Portraits can turn out great once you get used to framing for landscape though, with warm skin tones. The new orientation is also great for parties – it takes a lot less work to cram multiple people into the same shot now.
Read our full Instax Wide 300 review
Instant camera buying advice
There are a few factors to consider when you’re trying to buy an instant camera. First up you need to think about how complex you want the camera to be. Some, such as the Polaroid OneStep 2, are simple point-and-shoot devices that don’t give you much control beyond turning the flash off or setting a timer – and the Instax Mini 9 doesn’t even let you do that much.
Others get more intricate though, adding in functionality like long exposures, multiple exposures, different focus levels, customisable brightness, and more.
Lomography instant cameras even come with a standard lens thread, letting you attach a range of different lenses for even more flexibility.
All of these advanced features are nice to have, but you have to think about whether you’re the sort of photographer who’s really likely to use them. If you want to play around with multiple exposures or shoot photos in varied conditions then they might be worth it, but if you just want to take photos of your mates at parties, a simpler point-and-shoot will probably be plenty.
Remember that if you don’t want to get your head round a whole new camera, you don’t have to – you might be better off buying an instant printer, which lets you print photos directly from your smartphone instead.
The next consideration is whether you want a full film camera or a digital hybrid like the Instax SQ10 or Mini LiPlay
There are benefits and drawbacks to both. Digital hybrids let you export photos to other devices, and mean you can get the perfect photo before you hit print – saving you from wasting expensive film.

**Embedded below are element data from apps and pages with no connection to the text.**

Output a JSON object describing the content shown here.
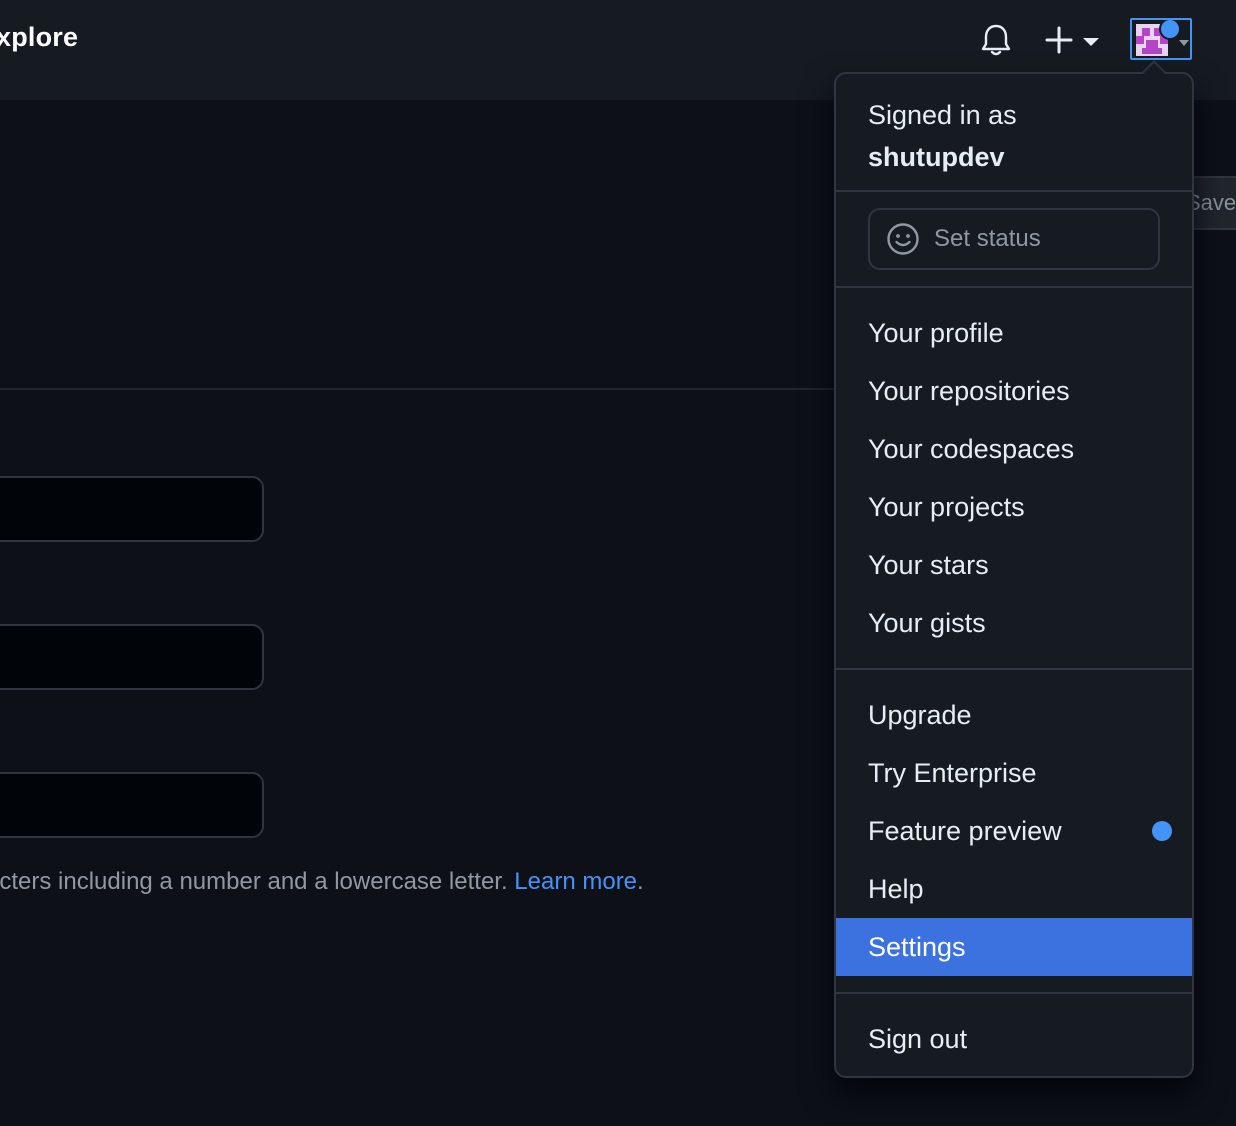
{
  "header": {
    "title": "xplore"
  },
  "background": {
    "help_text": "acters including a number and a lowercase letter.",
    "learn_more": "Learn more",
    "period": ".",
    "partial_button": "Save"
  },
  "user_menu": {
    "signed_in_prefix": "Signed in as",
    "username": "shutupdev",
    "set_status": "Set status",
    "group1": [
      "Your profile",
      "Your repositories",
      "Your codespaces",
      "Your projects",
      "Your stars",
      "Your gists"
    ],
    "group2": [
      "Upgrade",
      "Try Enterprise",
      "Feature preview",
      "Help",
      "Settings"
    ],
    "sign_out": "Sign out",
    "active_item": "Settings"
  },
  "colors": {
    "accent": "#4493f8",
    "active_bg": "#3c72e0",
    "header_bg": "#161b22",
    "page_bg": "#0d1117"
  },
  "icons": {
    "notifications": "bell-icon",
    "create": "plus-icon",
    "avatar_caret": "caret-down-icon",
    "status": "smiley-icon"
  }
}
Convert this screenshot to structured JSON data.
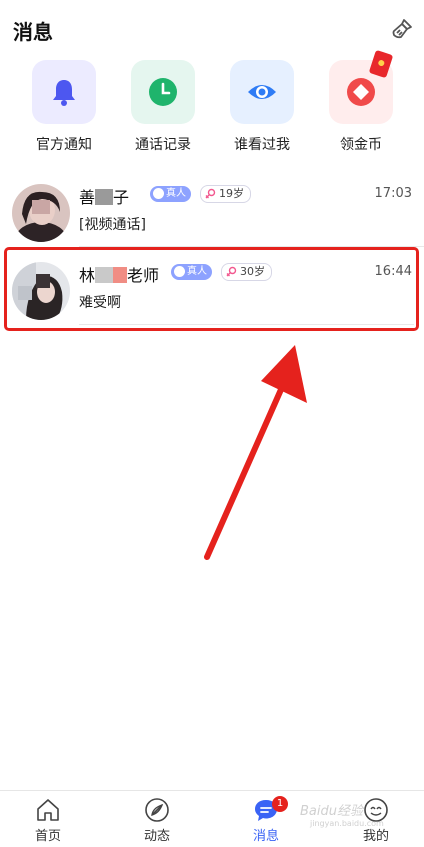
{
  "header": {
    "title": "消息",
    "clear_icon": "broom-icon"
  },
  "quick_actions": [
    {
      "label": "官方通知",
      "icon": "bell-icon",
      "bg": "#ecebff",
      "color": "#4d57f0"
    },
    {
      "label": "通话记录",
      "icon": "clock-icon",
      "bg": "#e5f6ef",
      "color": "#1fb46c"
    },
    {
      "label": "谁看过我",
      "icon": "eye-icon",
      "bg": "#e6f0ff",
      "color": "#2f7cf5"
    },
    {
      "label": "领金币",
      "icon": "coin-icon",
      "bg": "#ffeded",
      "color": "#f04a4a"
    }
  ],
  "conversations": [
    {
      "name_part1": "善",
      "name_part2": "子",
      "verified": "真人",
      "age": "19岁",
      "time": "17:03",
      "preview": "[视频通话]"
    },
    {
      "name_part1": "林",
      "name_part2": "老师",
      "verified": "真人",
      "age": "30岁",
      "time": "16:44",
      "preview": "难受啊"
    }
  ],
  "tabs": [
    {
      "label": "首页",
      "icon": "home-icon"
    },
    {
      "label": "动态",
      "icon": "compass-icon"
    },
    {
      "label": "消息",
      "icon": "chat-icon",
      "badge": "1"
    },
    {
      "label": "我的",
      "icon": "profile-icon"
    }
  ],
  "watermark": {
    "line1": "Baidu经验",
    "line2": "jingyan.baidu.com"
  },
  "colors": {
    "accent": "#3a63f5",
    "annotation_red": "#e5221d"
  }
}
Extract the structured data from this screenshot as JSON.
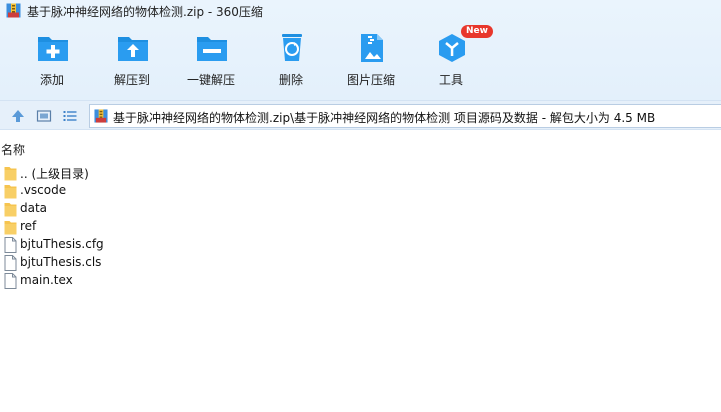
{
  "window": {
    "title": "基于脉冲神经网络的物体检测.zip - 360压缩"
  },
  "toolbar": {
    "items": [
      {
        "label": "添加",
        "icon": "add-icon"
      },
      {
        "label": "解压到",
        "icon": "extract-to-icon"
      },
      {
        "label": "一键解压",
        "icon": "one-click-extract-icon"
      },
      {
        "label": "删除",
        "icon": "recycle-bin-icon"
      },
      {
        "label": "图片压缩",
        "icon": "image-compress-icon"
      },
      {
        "label": "工具",
        "icon": "tools-icon",
        "badge": "New"
      }
    ]
  },
  "address": {
    "path": "基于脉冲神经网络的物体检测.zip\\基于脉冲神经网络的物体检测 项目源码及数据 - 解包大小为 4.5 MB"
  },
  "file_list": {
    "column_header": "名称",
    "items": [
      {
        "name": ".. (上级目录)",
        "type": "folder"
      },
      {
        "name": ".vscode",
        "type": "folder"
      },
      {
        "name": "data",
        "type": "folder"
      },
      {
        "name": "ref",
        "type": "folder"
      },
      {
        "name": "bjtuThesis.cfg",
        "type": "file"
      },
      {
        "name": "bjtuThesis.cls",
        "type": "file"
      },
      {
        "name": "main.tex",
        "type": "file"
      }
    ]
  },
  "colors": {
    "accent": "#1e8fe1",
    "folder": "#f6c44f",
    "badge": "#e8372c"
  }
}
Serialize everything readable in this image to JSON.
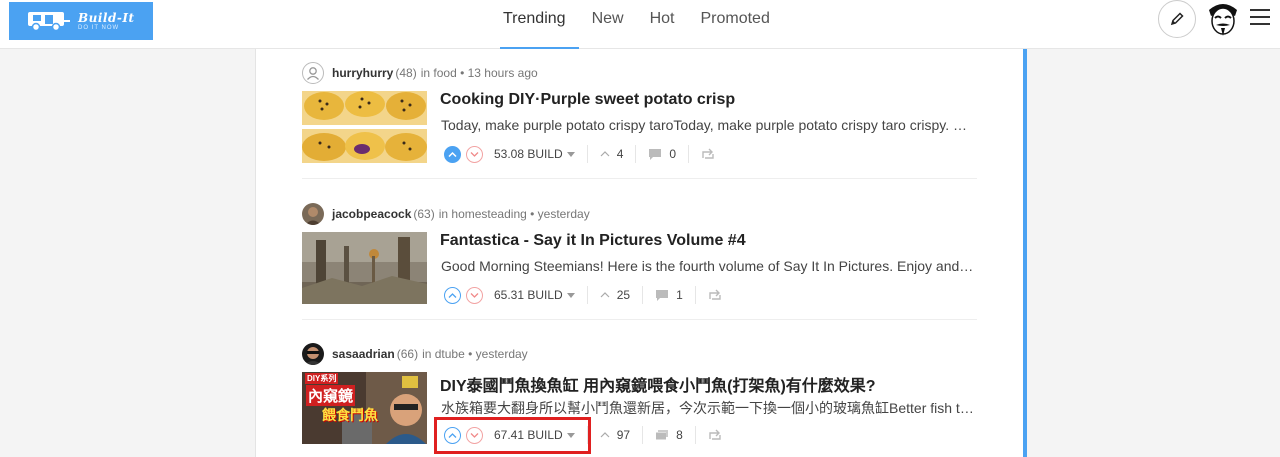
{
  "header": {
    "logo_title": "Build-It",
    "logo_subtitle": "DO IT NOW",
    "tabs": [
      {
        "label": "Trending",
        "active": true
      },
      {
        "label": "New",
        "active": false
      },
      {
        "label": "Hot",
        "active": false
      },
      {
        "label": "Promoted",
        "active": false
      }
    ],
    "icons": [
      "pencil-icon",
      "user-avatar",
      "menu-icon"
    ],
    "accent_color": "#4ba2f2"
  },
  "posts": [
    {
      "author": "hurryhurry",
      "reputation": "(48)",
      "category_prefix": "in",
      "category": "food",
      "time": "13 hours ago",
      "title": "Cooking DIY·Purple sweet potato crisp",
      "summary": "Today, make purple potato crispy taroToday, make purple potato crispy taro crispy. Purple potatoes are rich in",
      "payout": "53.08 BUILD",
      "votes": "4",
      "comments": "0",
      "upvoted": true
    },
    {
      "author": "jacobpeacock",
      "reputation": "(63)",
      "category_prefix": "in",
      "category": "homesteading",
      "time": "yesterday",
      "title": "Fantastica - Say it In Pictures Volume #4",
      "summary": "Good Morning Steemians! Here is the fourth volume of Say It In Pictures. Enjoy and have a great day",
      "payout": "65.31 BUILD",
      "votes": "25",
      "comments": "1",
      "upvoted": false
    },
    {
      "author": "sasaadrian",
      "reputation": "(66)",
      "category_prefix": "in",
      "category": "dtube",
      "time": "yesterday",
      "title": "DIY泰國鬥魚換魚缸 用內窺鏡喂食小鬥魚(打架魚)有什麼效果?",
      "summary": "水族箱要大翻身所以幫小鬥魚還新居，今次示範一下換一個小的玻璃魚缸Better fish tank for the betta",
      "payout": "67.41 BUILD",
      "votes": "97",
      "comments": "8",
      "upvoted": false,
      "thumb_overlay_small": "DIY系列",
      "thumb_overlay_line1": "內窺鏡",
      "thumb_overlay_line2": "餵食鬥魚"
    }
  ],
  "highlight_color": "#e02020"
}
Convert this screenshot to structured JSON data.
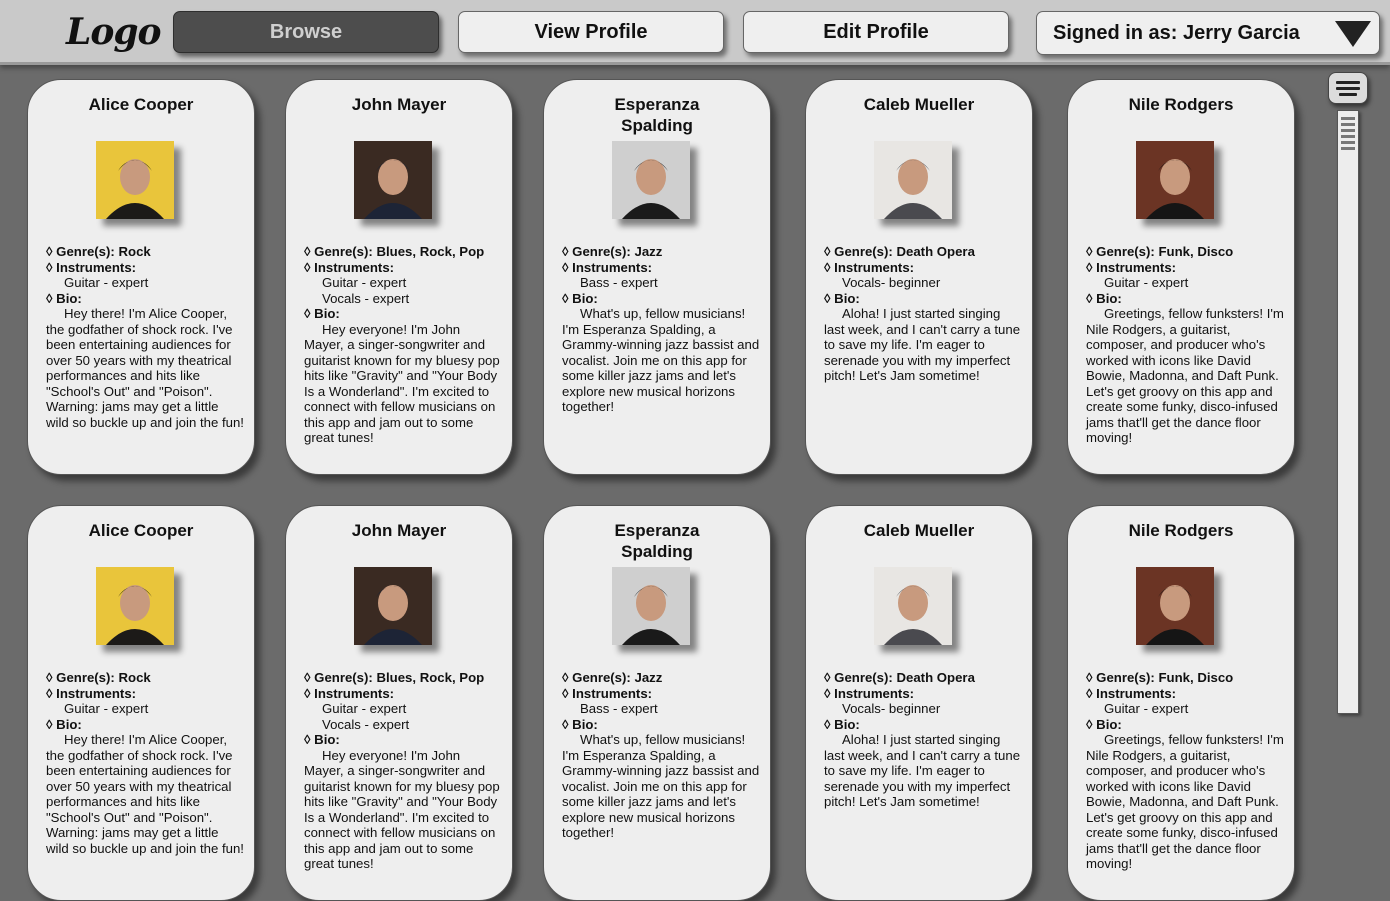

The downside to that flexibility is that you lose some of the immediacy of a pure film camera. Part of the charm of using film is that you only get one chance – it saves you from fussy posing for the perfect shot. If you’re not going to commit to the old-fashioned appeal, why are you looking at instant cameras at all?
Plus, the quality you can expect from the digital photos you export is pretty low – nothing compared to what you could expect from the camera on a budget smartphone, let alone any of the best phone cameras around.
The final major concern is film formats. The market is dominated by Fujifilm’s Instax brand, which currently produces three sizes of film: Mini (small and portrait), Wide (large and landscape), and Square (mid-sized and, well, square).
Each camera can only take one type of film (with one notable exception, the Lomo’Instant Square), so make sure you know which size you prefer before you pick your camera. You should consider price too – the larger prints tend to cost more, so your choice will affect the long-term running cost of your camera too.
Some cameras from other manufacturers – such as Lomography – use Instax film too, so you don’t have to commit to a Fujifilm camera to take advantage of the film prints.
Polaroid uses its own i-Type film, which sticks close to the classic Polaroid prints – about the same size as Instax Wide, but square rather than rectangular. You can use it in the Polaroid Now, OneStep+, and OneStep 2, though after reviewing them all we decided that none were quite good enough to make the cut in our ranking.
Film vs Zink
There are also some instant cameras that don’t technically use film at all. The Polaroid Snap and Kodak Smile are technically digital cameras that print photos onto Zink – zero ink paper.
Zink cameras tend to be cheaper – and so are the prints – but since the photos are digital they tend to have a bit less warmth to them, and the physical prints don’t have quite the same nostalgia value to them.
We prefer the proper film by miles, but Zink will do the job if you’re on a budget.
Note: We may earn a commission when you buy through links on our site, at no extra cost to you. This doesn’t affect our editorial independence. Learn more.